Fundamentals of Marketing Automation systems
Next, the authors give an overview of marketing fundamentals and present cases on how you can leverage Marketing Automation as part of your toolkit, particularly integrating your CRM database with other applications. The point is, instituting a more fluid, integrated process gives the marketer more control over the process, the ability to identify and engage with the right customers, and making it less likely to lose valuable prospects mid sell cycle.
Tactical Tips and Best Practices
In addition to describing how Marketing Automation systems work, the book steps through major business marketing best practices:ideas on how to better manage email campaigns, use landing pages, general advice on nurturing B2B relationships, and measuring success rates. This section alone made the book for me, invaluable.
Yes, at times, the authors describe marketing automation a bit idealistically, making it seem like a “magic” solution. Like most other strategies, a solid foundation, valuable content, and a fair amount of effort are needed for the system to work properly. If you are already creating (or making an effort to create) valuable dialog with clients and prospects, the book would be a great introduction before dipping your toes into a fully integrated program.

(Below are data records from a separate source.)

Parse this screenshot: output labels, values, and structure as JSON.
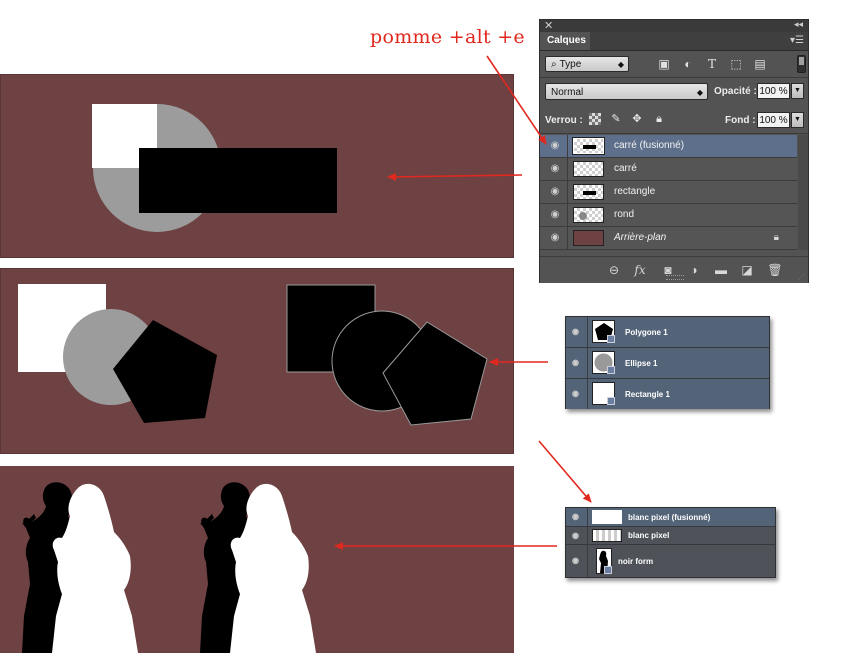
{
  "annotation": {
    "text": "pomme +alt +e"
  },
  "canvas_color": "#6e4142",
  "arrow_color": "#e0281e",
  "panel": {
    "close_icon": "close-icon",
    "collapse_icon": "double-chevron-icon",
    "tab_label": "Calques",
    "menu_icon": "panel-menu-icon",
    "filter_kind": "Type",
    "filter_icons": [
      "image-filter-icon",
      "adjustment-filter-icon",
      "text-filter-icon",
      "shape-filter-icon",
      "smart-object-filter-icon"
    ],
    "blend_mode": "Normal",
    "opacity_label": "Opacité :",
    "opacity_value": "100 %",
    "lock_label": "Verrou :",
    "fill_label": "Fond :",
    "fill_value": "100 %",
    "layers": [
      {
        "name": "carré (fusionné)",
        "selected": true,
        "thumb": "bar"
      },
      {
        "name": "carré",
        "selected": false,
        "thumb": "empty"
      },
      {
        "name": "rectangle",
        "selected": false,
        "thumb": "bar"
      },
      {
        "name": "rond",
        "selected": false,
        "thumb": "blob"
      },
      {
        "name": "Arrière-plan",
        "selected": false,
        "thumb": "background",
        "italic": true,
        "locked": true
      }
    ],
    "bottom_icons": [
      "link-icon",
      "fx-icon",
      "mask-icon",
      "adjustment-icon",
      "folder-icon",
      "new-layer-icon",
      "trash-icon"
    ],
    "fx_label": "fx"
  },
  "mini_panel_shapes": {
    "layers": [
      {
        "name": "Polygone 1"
      },
      {
        "name": "Ellipse 1"
      },
      {
        "name": "Rectangle 1"
      }
    ]
  },
  "mini_panel_pixels": {
    "layers": [
      {
        "name": "blanc pixel (fusionné)",
        "selected": true
      },
      {
        "name": "blanc pixel",
        "selected": false
      },
      {
        "name": "noir form",
        "selected": false
      }
    ]
  }
}
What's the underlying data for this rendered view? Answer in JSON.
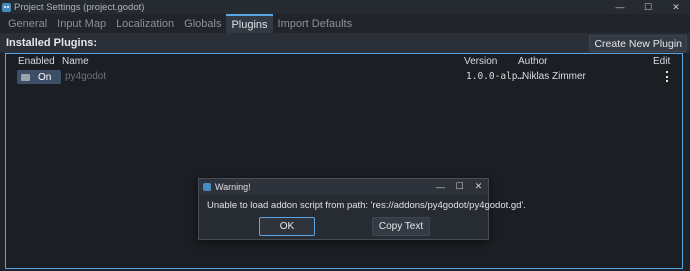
{
  "window": {
    "title": "Project Settings (project.godot)",
    "controls": {
      "minimize": "—",
      "maximize": "☐",
      "close": "✕"
    }
  },
  "tabs": [
    {
      "label": "General"
    },
    {
      "label": "Input Map"
    },
    {
      "label": "Localization"
    },
    {
      "label": "Globals"
    },
    {
      "label": "Plugins"
    },
    {
      "label": "Import Defaults"
    }
  ],
  "plugins_header": {
    "title": "Installed Plugins:",
    "create_button": "Create New Plugin"
  },
  "table": {
    "columns": {
      "enabled": "Enabled",
      "name": "Name",
      "version": "Version",
      "author": "Author",
      "edit": "Edit"
    },
    "rows": [
      {
        "enabled": "On",
        "name": "py4godot",
        "version": "1.0.0-alp…",
        "author": "Niklas Zimmer",
        "edit_icon": "edit-icon"
      }
    ]
  },
  "dialog": {
    "title": "Warning!",
    "controls": {
      "minimize": "—",
      "maximize": "☐",
      "close": "✕"
    },
    "message": "Unable to load addon script from path: 'res://addons/py4godot/py4godot.gd'.",
    "ok_label": "OK",
    "copy_label": "Copy Text"
  },
  "colors": {
    "accent": "#5aa5e6",
    "background": "#1f2329",
    "godot_blue": "#478cbf"
  }
}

Regardless, Think Outside the Inbox is a recommended read for any professional seeking to understand the benefits of a Marketing Automation solution (or simply interested in some new tactical tips!).